On today’s Full Moon in Gemini, I have two things to share–one related to shopping, the other to writing. O Hermes, god of commerce, communication, and all things Gemini–this one’s for you, man. 💖
The sale ends at midnight ⌛ so if you’re wanting to master intuitive tarot, dissolve limiting patterns with shadow work, learn to set boundaries without sounding rude and more, it’s all right here.
Now that I’m in the home stretch of writing my first romance novel (yippeeee!), I thought it would be fun to share how I’ve used magic to support my writing process. (I also share a pic from the book at the end.)
If you’ve been with me a while, you know that the entire project never would have happened were it not for the urging of my spirit guides, so I have magic to thank from the very start.
But once I began I needed to create solid writing habits, otherwise I’d find ways to procrastinate until the End Days.
I used sigils to help me establish a morning writing routine and resist distractions, to help locate the best writing resources precisely when I needed them, and more. (Create your own sigils–they’re so fun.)
Maintaining my writing schedule was even easier once I established a hyperspace of devotion, which is an energetic zone where momentum is on your side.
Weird analogy: If you’ve ever been in a haunted house where you can just feel the hairs-prickling-on-the-back-of-your-neck vibe, and that gets your mood and thoughts running along a particular channel, hyperspaces are similar, only for building habits.
Once you’re in the space, it’s waaaay easier to perform the habit, because the whole vibe is sweeping you in that direction. Here’s how to create a hyperspace of your own.
I also relied a LOT on spirit guides for everything from soothing my inner critic who would have me do anything but write (‘cause I might “fail”) to asking the spirit of the book how it wanted to be expressed. (Learn how to safely work with spirit guides.)
Dreamwork played a big role, too, because those nightly messages highlighted where I was tripping myself up and why, and then I could use targeted spellcasting to dismantle those roadblocks. (Start interpreting your dreams.)
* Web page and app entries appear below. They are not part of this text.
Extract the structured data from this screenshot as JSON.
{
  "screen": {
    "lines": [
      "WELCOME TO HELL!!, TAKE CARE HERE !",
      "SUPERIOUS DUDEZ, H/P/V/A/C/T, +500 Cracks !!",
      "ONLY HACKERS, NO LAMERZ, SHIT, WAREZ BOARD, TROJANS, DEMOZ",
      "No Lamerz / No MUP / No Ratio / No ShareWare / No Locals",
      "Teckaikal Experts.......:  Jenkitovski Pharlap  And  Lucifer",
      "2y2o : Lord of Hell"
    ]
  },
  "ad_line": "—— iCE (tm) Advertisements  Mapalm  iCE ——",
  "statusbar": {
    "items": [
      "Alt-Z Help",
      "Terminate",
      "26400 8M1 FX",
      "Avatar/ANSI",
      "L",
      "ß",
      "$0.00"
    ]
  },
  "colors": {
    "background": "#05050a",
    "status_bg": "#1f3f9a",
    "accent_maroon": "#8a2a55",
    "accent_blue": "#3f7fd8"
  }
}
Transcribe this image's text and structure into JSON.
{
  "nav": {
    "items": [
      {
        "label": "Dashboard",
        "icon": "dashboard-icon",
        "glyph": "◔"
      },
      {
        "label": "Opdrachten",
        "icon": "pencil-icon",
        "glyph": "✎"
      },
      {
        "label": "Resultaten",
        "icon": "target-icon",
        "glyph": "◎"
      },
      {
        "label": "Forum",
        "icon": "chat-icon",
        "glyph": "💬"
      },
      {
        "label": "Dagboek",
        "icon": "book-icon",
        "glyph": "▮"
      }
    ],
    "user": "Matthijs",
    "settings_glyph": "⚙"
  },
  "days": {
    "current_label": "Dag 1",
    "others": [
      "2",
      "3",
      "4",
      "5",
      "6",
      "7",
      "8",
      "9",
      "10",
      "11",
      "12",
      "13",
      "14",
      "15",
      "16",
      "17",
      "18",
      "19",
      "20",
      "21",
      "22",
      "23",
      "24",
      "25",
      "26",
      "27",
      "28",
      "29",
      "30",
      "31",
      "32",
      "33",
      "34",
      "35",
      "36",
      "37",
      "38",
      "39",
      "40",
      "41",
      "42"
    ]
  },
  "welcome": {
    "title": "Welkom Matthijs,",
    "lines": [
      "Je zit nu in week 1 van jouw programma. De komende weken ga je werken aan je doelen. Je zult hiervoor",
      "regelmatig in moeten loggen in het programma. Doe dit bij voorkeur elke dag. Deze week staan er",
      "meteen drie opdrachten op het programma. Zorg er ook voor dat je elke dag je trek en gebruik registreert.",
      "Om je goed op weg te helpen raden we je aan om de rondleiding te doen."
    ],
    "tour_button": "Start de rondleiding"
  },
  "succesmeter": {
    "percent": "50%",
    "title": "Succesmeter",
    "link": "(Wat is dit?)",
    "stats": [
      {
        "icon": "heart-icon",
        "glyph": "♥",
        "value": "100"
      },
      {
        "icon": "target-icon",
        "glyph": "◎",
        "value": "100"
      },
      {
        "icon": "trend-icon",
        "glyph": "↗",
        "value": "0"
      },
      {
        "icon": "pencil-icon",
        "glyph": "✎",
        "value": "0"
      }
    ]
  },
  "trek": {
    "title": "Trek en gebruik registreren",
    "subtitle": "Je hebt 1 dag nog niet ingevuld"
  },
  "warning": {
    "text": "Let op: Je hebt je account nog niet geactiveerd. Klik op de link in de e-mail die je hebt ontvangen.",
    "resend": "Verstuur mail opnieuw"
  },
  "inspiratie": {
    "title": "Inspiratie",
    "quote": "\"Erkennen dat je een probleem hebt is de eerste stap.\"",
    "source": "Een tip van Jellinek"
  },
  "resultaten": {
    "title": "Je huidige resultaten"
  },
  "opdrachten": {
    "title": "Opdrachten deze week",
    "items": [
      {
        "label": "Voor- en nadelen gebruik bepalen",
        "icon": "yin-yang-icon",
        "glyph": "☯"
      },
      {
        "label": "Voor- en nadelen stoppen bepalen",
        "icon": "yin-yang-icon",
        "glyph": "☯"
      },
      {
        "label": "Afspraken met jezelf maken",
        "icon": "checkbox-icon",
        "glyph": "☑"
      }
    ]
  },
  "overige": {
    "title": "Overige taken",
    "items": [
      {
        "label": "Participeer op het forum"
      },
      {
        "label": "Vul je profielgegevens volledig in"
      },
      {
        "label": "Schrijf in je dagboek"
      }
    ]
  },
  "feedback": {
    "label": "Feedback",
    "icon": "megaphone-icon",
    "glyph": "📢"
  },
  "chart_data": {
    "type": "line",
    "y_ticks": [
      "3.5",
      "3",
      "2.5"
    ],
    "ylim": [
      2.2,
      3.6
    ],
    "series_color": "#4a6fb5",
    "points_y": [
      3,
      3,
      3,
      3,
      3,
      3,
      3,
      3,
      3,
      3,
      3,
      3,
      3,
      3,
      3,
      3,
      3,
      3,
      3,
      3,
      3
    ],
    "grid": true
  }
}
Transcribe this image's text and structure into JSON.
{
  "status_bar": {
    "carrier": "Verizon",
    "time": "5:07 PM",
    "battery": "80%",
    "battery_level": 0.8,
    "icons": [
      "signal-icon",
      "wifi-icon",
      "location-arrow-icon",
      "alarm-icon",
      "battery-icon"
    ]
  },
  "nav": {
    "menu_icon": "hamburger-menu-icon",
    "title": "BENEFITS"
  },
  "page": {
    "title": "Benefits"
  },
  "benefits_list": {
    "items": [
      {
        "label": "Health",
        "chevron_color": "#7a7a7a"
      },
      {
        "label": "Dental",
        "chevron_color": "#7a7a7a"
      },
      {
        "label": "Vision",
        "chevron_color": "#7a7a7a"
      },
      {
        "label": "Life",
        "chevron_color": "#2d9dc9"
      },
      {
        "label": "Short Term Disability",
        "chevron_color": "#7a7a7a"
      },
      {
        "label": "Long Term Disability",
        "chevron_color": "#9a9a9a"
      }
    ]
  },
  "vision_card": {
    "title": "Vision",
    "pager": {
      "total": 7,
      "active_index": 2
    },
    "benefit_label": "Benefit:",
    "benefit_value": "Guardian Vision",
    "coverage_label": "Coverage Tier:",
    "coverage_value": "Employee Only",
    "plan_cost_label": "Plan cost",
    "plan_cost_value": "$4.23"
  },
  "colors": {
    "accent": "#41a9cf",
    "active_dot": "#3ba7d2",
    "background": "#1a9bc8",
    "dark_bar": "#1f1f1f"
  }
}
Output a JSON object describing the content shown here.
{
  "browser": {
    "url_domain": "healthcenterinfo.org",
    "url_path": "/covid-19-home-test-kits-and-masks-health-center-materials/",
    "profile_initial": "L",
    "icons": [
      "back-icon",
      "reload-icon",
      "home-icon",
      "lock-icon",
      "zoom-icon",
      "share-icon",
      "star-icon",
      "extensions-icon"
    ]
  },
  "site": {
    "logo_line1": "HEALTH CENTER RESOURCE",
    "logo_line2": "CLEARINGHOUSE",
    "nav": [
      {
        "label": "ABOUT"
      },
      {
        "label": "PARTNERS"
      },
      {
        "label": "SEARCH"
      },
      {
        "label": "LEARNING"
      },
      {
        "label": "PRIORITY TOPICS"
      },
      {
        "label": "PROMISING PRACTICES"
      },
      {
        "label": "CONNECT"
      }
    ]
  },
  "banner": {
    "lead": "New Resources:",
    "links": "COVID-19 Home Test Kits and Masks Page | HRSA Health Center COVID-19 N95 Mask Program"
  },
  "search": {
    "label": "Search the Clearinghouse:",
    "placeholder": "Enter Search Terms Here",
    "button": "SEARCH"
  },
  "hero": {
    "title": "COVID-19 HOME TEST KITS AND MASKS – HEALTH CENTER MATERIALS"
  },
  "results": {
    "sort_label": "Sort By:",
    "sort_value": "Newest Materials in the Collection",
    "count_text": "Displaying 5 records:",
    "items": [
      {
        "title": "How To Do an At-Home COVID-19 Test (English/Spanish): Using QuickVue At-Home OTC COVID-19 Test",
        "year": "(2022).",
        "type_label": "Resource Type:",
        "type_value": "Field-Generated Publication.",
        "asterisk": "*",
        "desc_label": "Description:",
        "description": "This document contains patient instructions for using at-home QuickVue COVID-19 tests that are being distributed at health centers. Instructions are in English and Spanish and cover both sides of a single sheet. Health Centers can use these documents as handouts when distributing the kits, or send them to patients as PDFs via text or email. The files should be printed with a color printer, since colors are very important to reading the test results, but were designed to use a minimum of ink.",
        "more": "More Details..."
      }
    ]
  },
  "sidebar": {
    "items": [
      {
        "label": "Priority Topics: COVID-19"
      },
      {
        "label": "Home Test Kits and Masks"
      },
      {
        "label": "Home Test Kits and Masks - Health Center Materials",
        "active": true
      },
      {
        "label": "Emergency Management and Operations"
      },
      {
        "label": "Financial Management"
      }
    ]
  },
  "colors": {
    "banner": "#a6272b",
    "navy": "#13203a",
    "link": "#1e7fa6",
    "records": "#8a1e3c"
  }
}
And of course, a trusty tarot deck is my creative-process BFF, and I pulled cards to help me navigate plot conundrums, hear what my characters were trying to tell me, and fine-tune my writing process so I wasn’t wasting loads of energy on pointless stuff.
(I also used my pendulum for in-the-moment questions during writing, which is something I teach in Enchantment Lab. Here’s how to use tarot and pendulums in tandem.)
All of these magical initiatives can get a little unwieldy, so…
I created a magical campaign tracker in Notion, which, holy cow, is one of the best things I’ve ever done. Soooo much easier to see what’s working and what needs tweaking.
It’s also interesting to note common themes, because if a particular type of spell regularly flops regardless of astrological timing and other factors, it might not be a good match for your psychological makeup.
If you’re in The Portal, I have a whole lesson detailing how to use the magical tracker inside Enchantment Lab, and we also talk about spotting a spell-psyche mismatch.
Right now, I’m working with an artist to create the book cover
…and I wanted to share an early iteration of one of the characters by a different artist (who was really amazing to work with!).
It’s a little too anime/baby-faced for what I need (given the spice level of the novel, I definitely want the character to look like a grown-ass man), but it ended up sparking a fun idea for a spin-off story about the character when he’s younger, so yay!
Five hundred manuscript pages later, it’s ironically tricky to put into words how much this romance-writing project has changed me–and continues to change me.
I feel braver creatively (writing steamy sex scenes will do that, I suppose!), and I’m more eager to take on challenges in the spirit of learning something cool, without a white-knuckled grip on needing to do things perfectly.
I’m better able to sense when I need to be proactive versus when I’m trying to force shit according to an arbitrary timeline and would be better served by chilling out.
If, in some strange alternate universe, I was forced to choose one magical practice to support my creative process, it would probably be working with spirit guides, with dreamwork a very close second.
Working with guides helps me understand my inner makeup and my outer world on a level that, honestly, I don’t think I’d ever be able to access via the ego alone. (Ditto with dreamwork.)
I mean, if my ego had been in charge, it never would have occurred to me to write a romance novel. It was so far outside my wheelhouse, the idea felt as foreign as seeing in five dimensions.
But in hindsight, it’s downright trippy how well this project suits my creative temperament, tapping into that enchanting, wholly absorptive experience of tumbling down a rabbit hole that fiction-writing activated in me as a kid.
Isn’t it weird that something you would really, really love simply doesn’t occur to your ego?
It just goes to show how good egos are at focusing and discriminating this from that, but the unconscious will always outperform when it comes to unearthing the unexpected.
Happy Full Moon!